* **DIRECTIONS**
All of the data that follows should be retyped exactly as it appears.

*** RAW DATA

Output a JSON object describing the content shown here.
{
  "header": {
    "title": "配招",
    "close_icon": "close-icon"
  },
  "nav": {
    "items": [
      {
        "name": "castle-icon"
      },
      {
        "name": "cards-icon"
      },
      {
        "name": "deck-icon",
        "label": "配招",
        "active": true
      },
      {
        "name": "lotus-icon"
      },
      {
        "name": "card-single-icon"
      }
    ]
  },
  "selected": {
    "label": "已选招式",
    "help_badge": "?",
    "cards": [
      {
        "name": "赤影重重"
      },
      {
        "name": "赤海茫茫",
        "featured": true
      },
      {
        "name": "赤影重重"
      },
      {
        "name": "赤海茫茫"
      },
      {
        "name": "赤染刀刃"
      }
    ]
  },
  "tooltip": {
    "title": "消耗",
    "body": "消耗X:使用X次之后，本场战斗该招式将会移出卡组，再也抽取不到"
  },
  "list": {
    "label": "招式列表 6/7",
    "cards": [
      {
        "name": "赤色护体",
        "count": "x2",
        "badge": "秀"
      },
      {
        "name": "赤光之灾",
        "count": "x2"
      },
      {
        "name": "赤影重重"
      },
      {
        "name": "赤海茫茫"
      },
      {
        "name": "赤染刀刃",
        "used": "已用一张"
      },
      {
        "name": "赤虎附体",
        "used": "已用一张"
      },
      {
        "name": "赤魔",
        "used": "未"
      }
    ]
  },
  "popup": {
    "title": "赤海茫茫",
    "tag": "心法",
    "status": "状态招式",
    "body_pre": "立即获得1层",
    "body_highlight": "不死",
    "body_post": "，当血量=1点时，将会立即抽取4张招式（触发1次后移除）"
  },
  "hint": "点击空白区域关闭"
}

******

* **RESPONSE BELOW**
Output a JSON object describing the content shown here.
{
  "header": {
    "title": "配招",
    "close_icon": "close-icon"
  },
  "nav": {
    "items": [
      {
        "name": "castle-icon"
      },
      {
        "name": "cards-icon"
      },
      {
        "name": "deck-icon",
        "label": "配招",
        "active": true
      },
      {
        "name": "lotus-icon"
      },
      {
        "name": "card-single-icon"
      }
    ]
  },
  "selected": {
    "label": "已选招式",
    "help_badge": "?",
    "cards": [
      {
        "name": "赤影重重"
      },
      {
        "name": "赤海茫茫",
        "featured": true
      },
      {
        "name": "赤影重重"
      },
      {
        "name": "赤海茫茫"
      },
      {
        "name": "赤染刀刃"
      }
    ]
  },
  "tooltip": {
    "title": "消耗",
    "body": "消耗X:使用X次之后，本场战斗该招式将会移出卡组，再也抽取不到"
  },
  "list": {
    "label": "招式列表 6/7",
    "cards": [
      {
        "name": "赤色护体",
        "count": "x2",
        "badge": "秀"
      },
      {
        "name": "赤光之灾",
        "count": "x2"
      },
      {
        "name": "赤影重重"
      },
      {
        "name": "赤海茫茫"
      },
      {
        "name": "赤染刀刃",
        "used": "已用一张"
      },
      {
        "name": "赤虎附体",
        "used": "已用一张"
      },
      {
        "name": "赤魔",
        "used": "未"
      }
    ]
  },
  "popup": {
    "title": "赤海茫茫",
    "tag": "心法",
    "status": "状态招式",
    "body_pre": "立即获得1层",
    "body_highlight": "不死",
    "body_post": "，当血量=1点时，将会立即抽取4张招式（触发1次后移除）"
  },
  "hint": "点击空白区域关闭"
}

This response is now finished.